They built a house near a spring where Stephen built a wooden curb for their culinary water. Ultimately he and his sons built the three-story rock house that still stands on the property. They had many trials and hard times to make a livelihood. There was plenty of game and Stephen was a good hunter and fisherman, and kept meat on hand, and they were known to have eaten squirrel.

The disease, that the Elders had caused to be healed, left Elizabeth with one leg shorter than the other. She was about 5 feet 3 inches tall and wore her hair in curls that hung down over her shoulders. Her hair was combed and curled every morning. She was very neat and proud of those curls. She loved her children and devoted her life for them. Elizabeth was a Josephite. She was true to her husband and loved to tell fortunes with cards and tea leaves.

(To be continued.)
Elder Perry Green Sessions: In an 1870 on-line Anti-Mormon Book I don't want to link to, Elder Perry Green Sessions is mentioned, "Ten miles out brought me to Sessions Settlement, sometimes called Bountiful, where I spent the night at the home of Perry Green Sessions, a Mormon Elder and return missionary, who entertained me with some account of his experience in England and the Eastern States, "while laboring to build up Zion among those who are still in darkness."
From a brief historical and genealogical account of the Frazier Family by Isabelle Frazier Sugden, a copy in my possession. Links of Walton History by Hattie Walton Heninger, Compiler, Genealogist, 1981, pgs. 45, 49.
The First 100 Years in Woodruff, printed by Art City Publishing Co., 1972, pgs. 271-275. Pictures from the Glenn & Helen Rex Frazier collection.


  1. "Perry Green" is a great misspelling of "Peregrine"! You can probably find better sources under that name. :-) (Although I do like that quote.)

    I enjoy these biographies and stories and particularly the lovely pictures. Thanks for the email you sent the other day. I'll be able to spend more time looking at the info after my out-of-town company has departed.

    Oh, and when you say "Josephite," do you mean a follower of the Smith descendants and the RLDS church (now Community of Christ)? If that's what you mean, Susan Easton Black put together a multi-volume book with information on early members of the RLDS church. I'm sure you could find it at the Church History Library or other libraries in the SLC area. I have an ancestor who joined that movement near the end of his life, and the books have some interesting information.
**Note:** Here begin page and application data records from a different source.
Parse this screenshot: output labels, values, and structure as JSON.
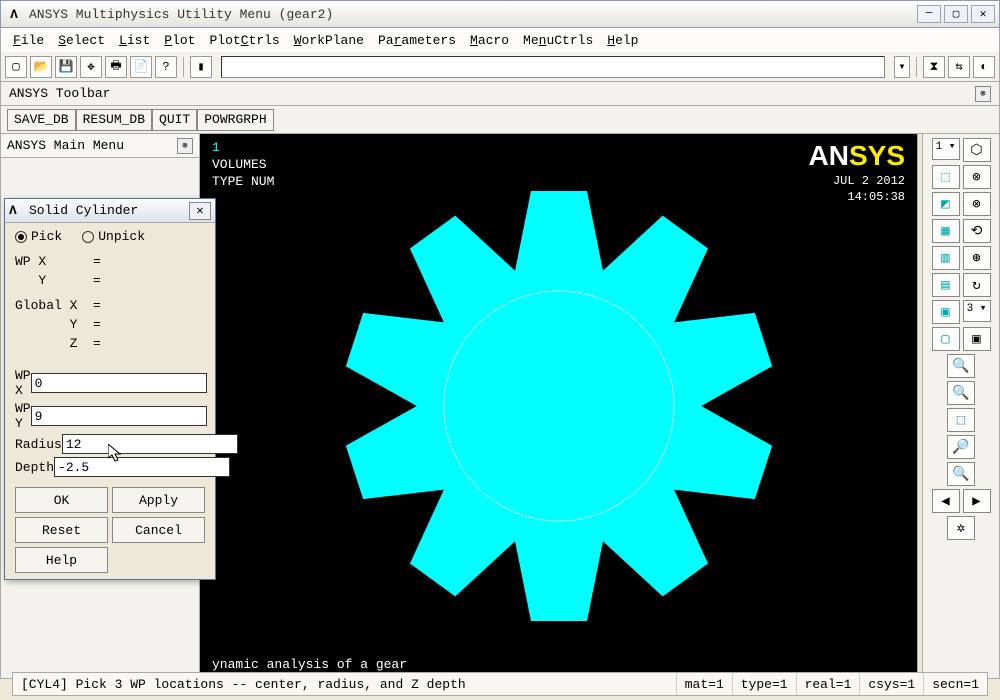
{
  "window": {
    "title": "ANSYS Multiphysics Utility Menu (gear2)"
  },
  "menubar": [
    "File",
    "Select",
    "List",
    "Plot",
    "PlotCtrls",
    "WorkPlane",
    "Parameters",
    "Macro",
    "MenuCtrls",
    "Help"
  ],
  "toolbar_label": "ANSYS Toolbar",
  "toolbar2": [
    "SAVE_DB",
    "RESUM_DB",
    "QUIT",
    "POWRGRPH"
  ],
  "main_menu_header": "ANSYS Main Menu",
  "viewport": {
    "index": "1",
    "line1": "VOLUMES",
    "line2": "TYPE NUM",
    "logo_white": "AN",
    "logo_yellow": "SYS",
    "date": "JUL  2 2012",
    "time": "14:05:38",
    "footer": "ynamic analysis of a gear"
  },
  "dialog": {
    "title": "Solid Cylinder",
    "pick": "Pick",
    "unpick": "Unpick",
    "wpx_lbl": "WP X      =",
    "wpy_lbl": "   Y      =",
    "gx_lbl": "Global X  =",
    "gy_lbl": "       Y  =",
    "gz_lbl": "       Z  =",
    "fields": {
      "wpx_label": "WP X",
      "wpx_value": "0",
      "wpy_label": "WP Y",
      "wpy_value": "9",
      "radius_label": "Radius",
      "radius_value": "12",
      "depth_label": "Depth",
      "depth_value": "-2.5"
    },
    "buttons": {
      "ok": "OK",
      "apply": "Apply",
      "reset": "Reset",
      "cancel": "Cancel",
      "help": "Help"
    }
  },
  "right": {
    "sel1": "1 ▾",
    "sel2": "3 ▾"
  },
  "status": {
    "prompt": "[CYL4]  Pick 3 WP locations -- center, radius, and Z depth",
    "mat": "mat=1",
    "type": "type=1",
    "real": "real=1",
    "csys": "csys=1",
    "secn": "secn=1"
  }
}
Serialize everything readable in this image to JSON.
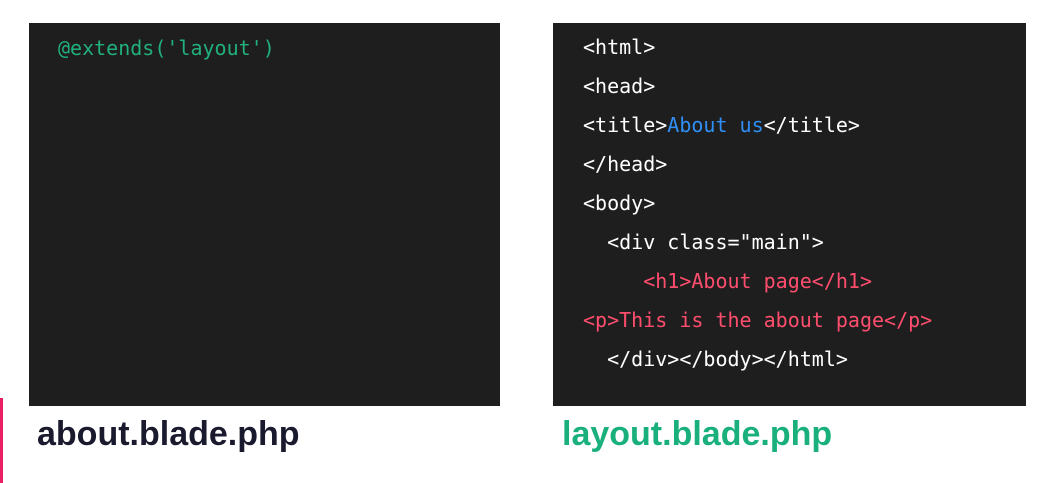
{
  "colors": {
    "panel_bg": "#1e1e1e",
    "plain": "#ffffff",
    "green": "#21b07c",
    "blue": "#2f8ff5",
    "pink": "#ff4d6d",
    "caption_dark": "#1a1a2e",
    "caption_green": "#1ab07c",
    "accent": "#e91e63"
  },
  "left_panel": {
    "lines": [
      [
        {
          "text": "@extends('layout')",
          "color": "green"
        }
      ]
    ],
    "caption": "about.blade.php"
  },
  "right_panel": {
    "lines": [
      [
        {
          "text": "<html>",
          "color": "plain"
        }
      ],
      [
        {
          "text": "<head>",
          "color": "plain"
        }
      ],
      [
        {
          "text": "<title>",
          "color": "plain"
        },
        {
          "text": "About us",
          "color": "blue"
        },
        {
          "text": "</title>",
          "color": "plain"
        }
      ],
      [
        {
          "text": "</head>",
          "color": "plain"
        }
      ],
      [
        {
          "text": "<body>",
          "color": "plain"
        }
      ],
      [
        {
          "text": "  <div class=\"main\">",
          "color": "plain"
        }
      ],
      [
        {
          "text": "     <h1>About page</h1>",
          "color": "pink"
        }
      ],
      [
        {
          "text": "<p>This is the about page</p>",
          "color": "pink"
        }
      ],
      [
        {
          "text": "  </div></body></html>",
          "color": "plain"
        }
      ]
    ],
    "caption": "layout.blade.php"
  }
}
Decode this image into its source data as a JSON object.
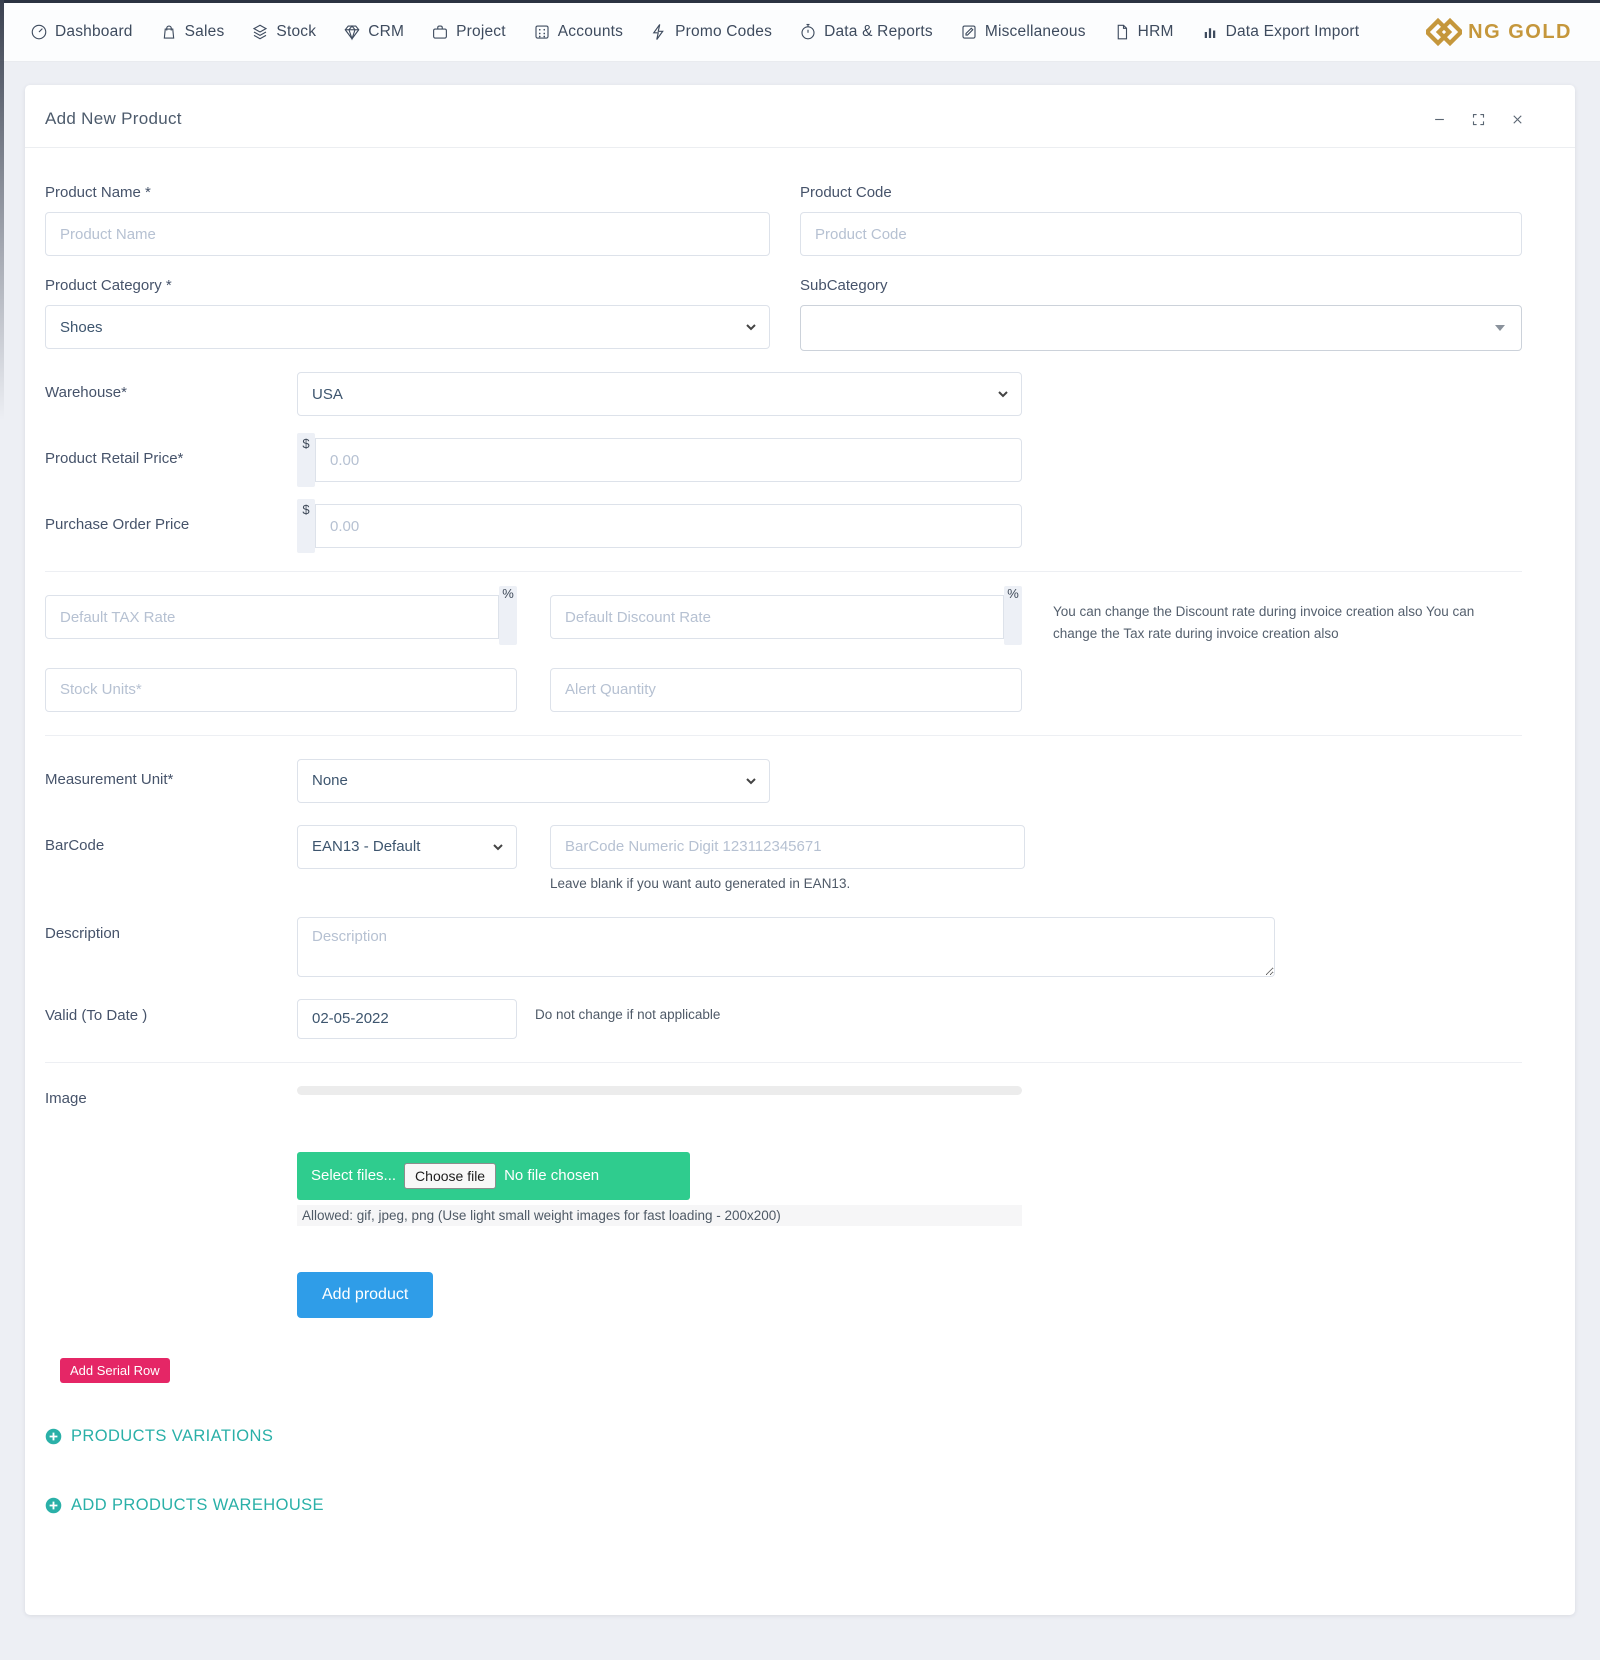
{
  "nav": {
    "items": [
      {
        "label": "Dashboard",
        "icon": "speedometer-icon"
      },
      {
        "label": "Sales",
        "icon": "shopping-bag-icon"
      },
      {
        "label": "Stock",
        "icon": "layers-icon"
      },
      {
        "label": "CRM",
        "icon": "gem-icon"
      },
      {
        "label": "Project",
        "icon": "briefcase-icon"
      },
      {
        "label": "Accounts",
        "icon": "grid-dots-icon"
      },
      {
        "label": "Promo Codes",
        "icon": "lightning-icon"
      },
      {
        "label": "Data & Reports",
        "icon": "stopwatch-icon"
      },
      {
        "label": "Miscellaneous",
        "icon": "edit-square-icon"
      },
      {
        "label": "HRM",
        "icon": "document-icon"
      },
      {
        "label": "Data Export Import",
        "icon": "bar-chart-icon"
      }
    ],
    "brand": "NG GOLD"
  },
  "modal": {
    "title": "Add New Product"
  },
  "form": {
    "product_name": {
      "label": "Product Name *",
      "placeholder": "Product Name"
    },
    "product_code": {
      "label": "Product Code",
      "placeholder": "Product Code"
    },
    "product_category": {
      "label": "Product Category *",
      "value": "Shoes"
    },
    "subcategory": {
      "label": "SubCategory"
    },
    "warehouse": {
      "label": "Warehouse*",
      "value": "USA"
    },
    "retail_price": {
      "label": "Product Retail Price*",
      "currency": "$",
      "placeholder": "0.00"
    },
    "purchase_price": {
      "label": "Purchase Order Price",
      "currency": "$",
      "placeholder": "0.00"
    },
    "tax_rate": {
      "placeholder": "Default TAX Rate",
      "unit": "%"
    },
    "discount_rate": {
      "placeholder": "Default Discount Rate",
      "unit": "%"
    },
    "rates_note": "You can change the Discount rate during invoice creation also You can change the Tax rate during invoice creation also",
    "stock_units": {
      "placeholder": "Stock Units*"
    },
    "alert_quantity": {
      "placeholder": "Alert Quantity"
    },
    "measurement_unit": {
      "label": "Measurement Unit*",
      "value": "None"
    },
    "barcode": {
      "label": "BarCode",
      "format": "EAN13 - Default",
      "placeholder": "BarCode Numeric Digit 123112345671",
      "note": "Leave blank if you want auto generated in EAN13."
    },
    "description": {
      "label": "Description",
      "placeholder": "Description"
    },
    "valid_to_date": {
      "label": "Valid (To Date )",
      "value": "02-05-2022",
      "note": "Do not change if not applicable"
    },
    "image": {
      "label": "Image",
      "button_label": "Select files...",
      "choose_file_label": "Choose file",
      "file_status": "No file chosen",
      "note": "Allowed: gif, jpeg, png (Use light small weight images for fast loading - 200x200)"
    },
    "buttons": {
      "add_product": "Add product",
      "add_serial_row": "Add Serial Row"
    },
    "links": {
      "products_variations": "PRODUCTS VARIATIONS",
      "add_products_warehouse": "ADD PRODUCTS WAREHOUSE"
    }
  },
  "colors": {
    "accent_blue": "#2f9de8",
    "accent_green": "#2fcc8e",
    "accent_pink": "#e52666",
    "accent_teal": "#2ab0a8",
    "brand_gold": "#c5973c"
  }
}
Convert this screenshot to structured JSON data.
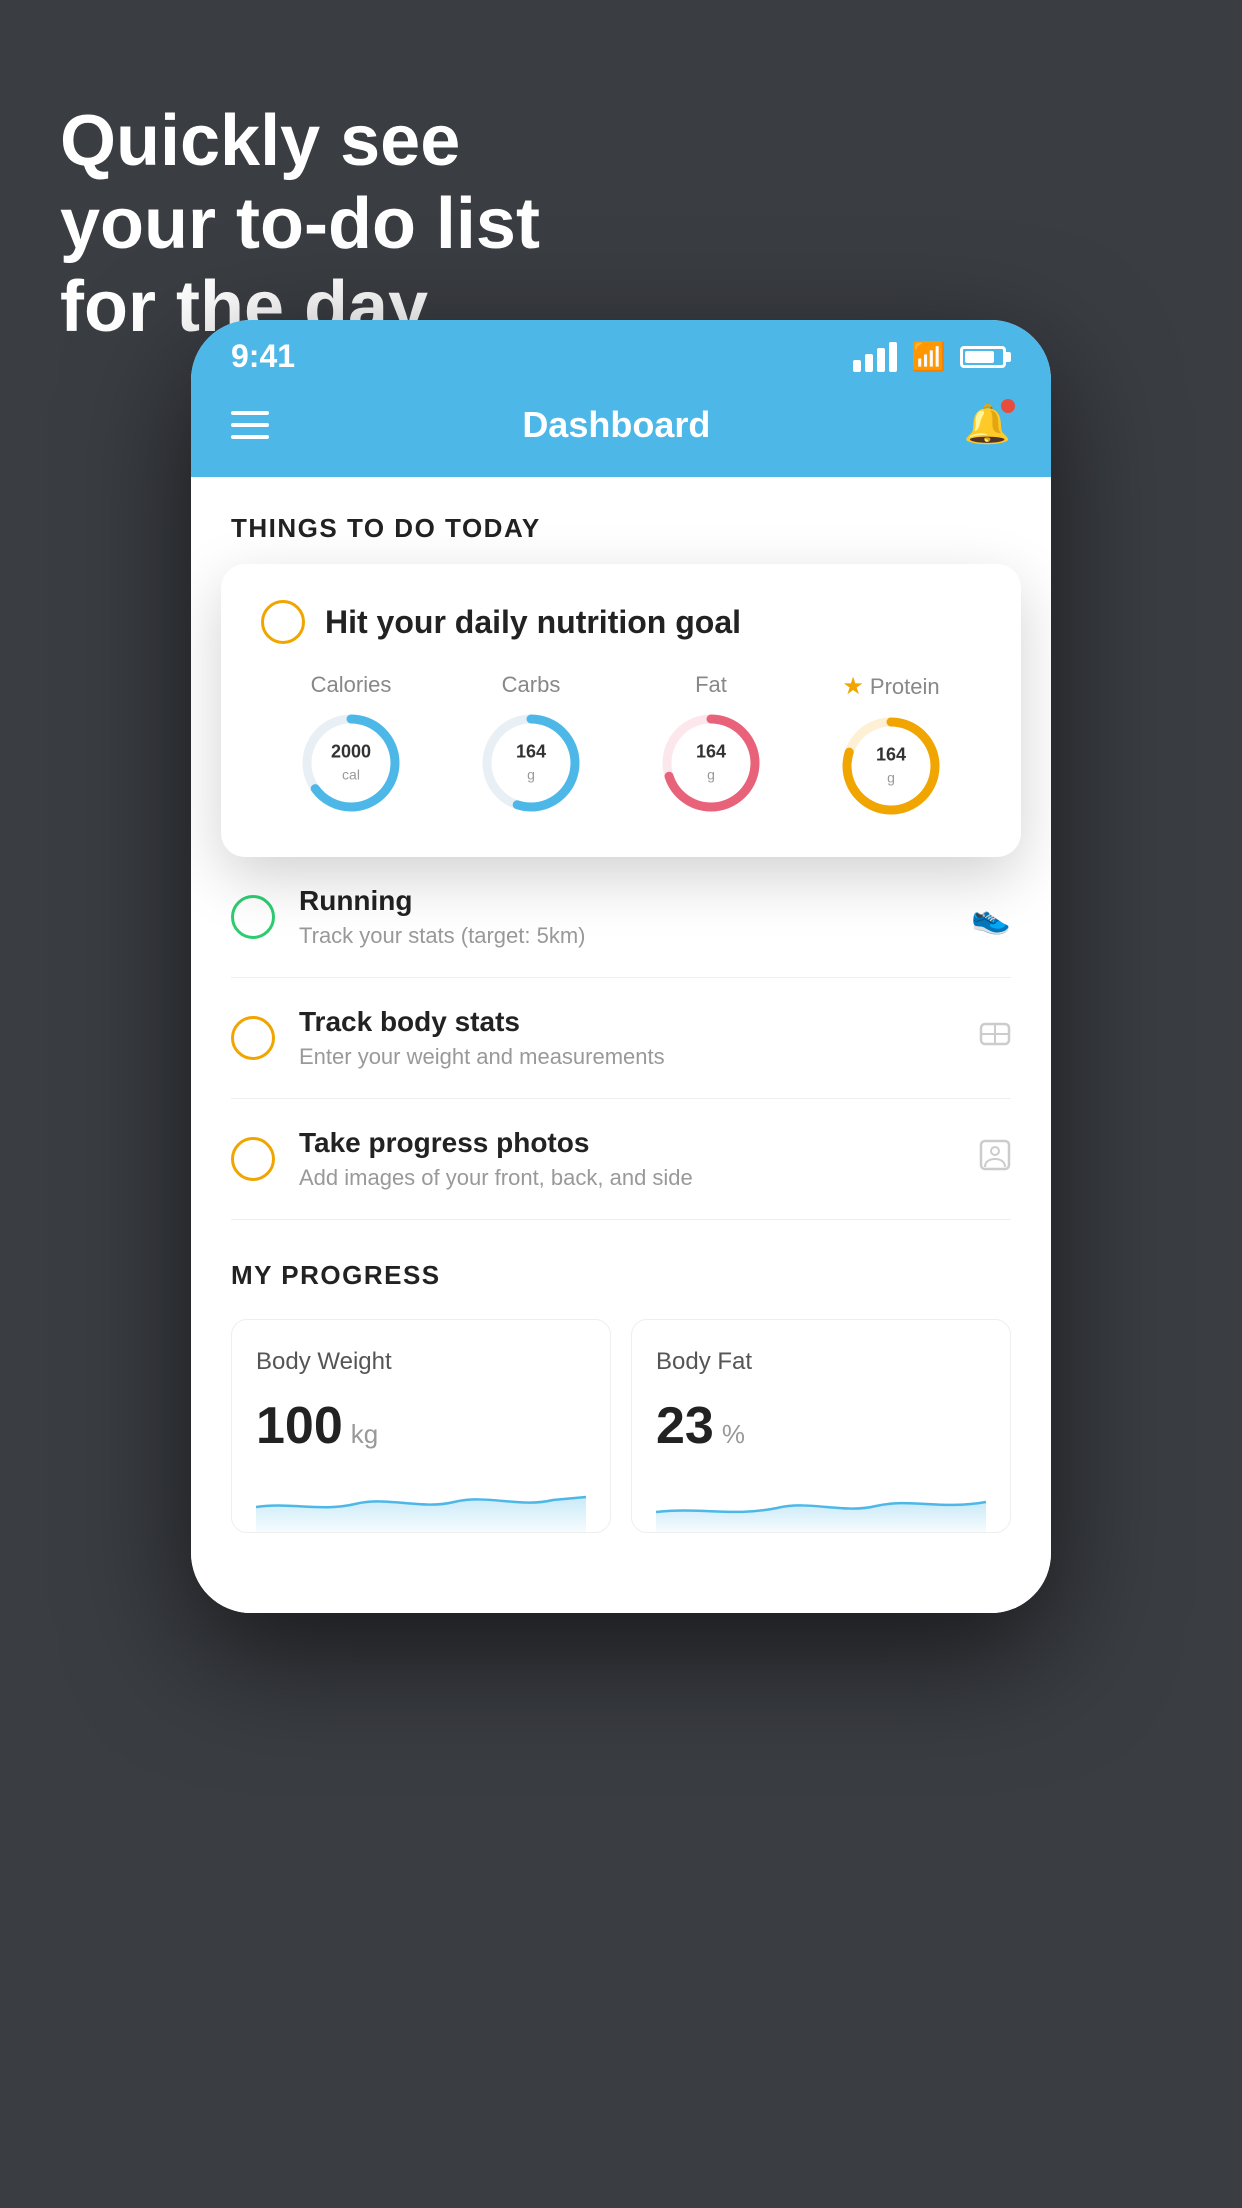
{
  "background_color": "#3a3d42",
  "headline": {
    "line1": "Quickly see",
    "line2": "your to-do list",
    "line3": "for the day."
  },
  "status_bar": {
    "time": "9:41",
    "signal": "signal",
    "wifi": "wifi",
    "battery": "battery"
  },
  "nav": {
    "title": "Dashboard",
    "menu_label": "menu",
    "bell_label": "notifications"
  },
  "section_header": "THINGS TO DO TODAY",
  "floating_card": {
    "checkbox_color": "#f0a500",
    "title": "Hit your daily nutrition goal",
    "nutrition": [
      {
        "label": "Calories",
        "value": "2000",
        "unit": "cal",
        "color": "#4db8e8",
        "percent": 65
      },
      {
        "label": "Carbs",
        "value": "164",
        "unit": "g",
        "color": "#4db8e8",
        "percent": 55
      },
      {
        "label": "Fat",
        "value": "164",
        "unit": "g",
        "color": "#e8627a",
        "percent": 70
      },
      {
        "label": "Protein",
        "value": "164",
        "unit": "g",
        "color": "#f0a500",
        "percent": 80,
        "starred": true
      }
    ]
  },
  "todo_items": [
    {
      "type": "green",
      "title": "Running",
      "subtitle": "Track your stats (target: 5km)",
      "icon": "shoe"
    },
    {
      "type": "yellow",
      "title": "Track body stats",
      "subtitle": "Enter your weight and measurements",
      "icon": "scale"
    },
    {
      "type": "yellow",
      "title": "Take progress photos",
      "subtitle": "Add images of your front, back, and side",
      "icon": "person"
    }
  ],
  "progress_section": {
    "header": "MY PROGRESS",
    "cards": [
      {
        "title": "Body Weight",
        "value": "100",
        "unit": "kg"
      },
      {
        "title": "Body Fat",
        "value": "23",
        "unit": "%"
      }
    ]
  }
}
  2. "Peregrine!" What an excellent lead, Amy! I'd have never guessed.

    "Josephite" was mentioned only once in a history of Elizabeth. It's not included in either printed family history book. I know other Waltons joined the RLDS church. The cousin who gave a copy of her family history notes to my Mother and father was a fine geneologist in her day, and knew these folks well.

    I can hardly wait to get to the Church History Library. Thank you for your kind help and encouragement.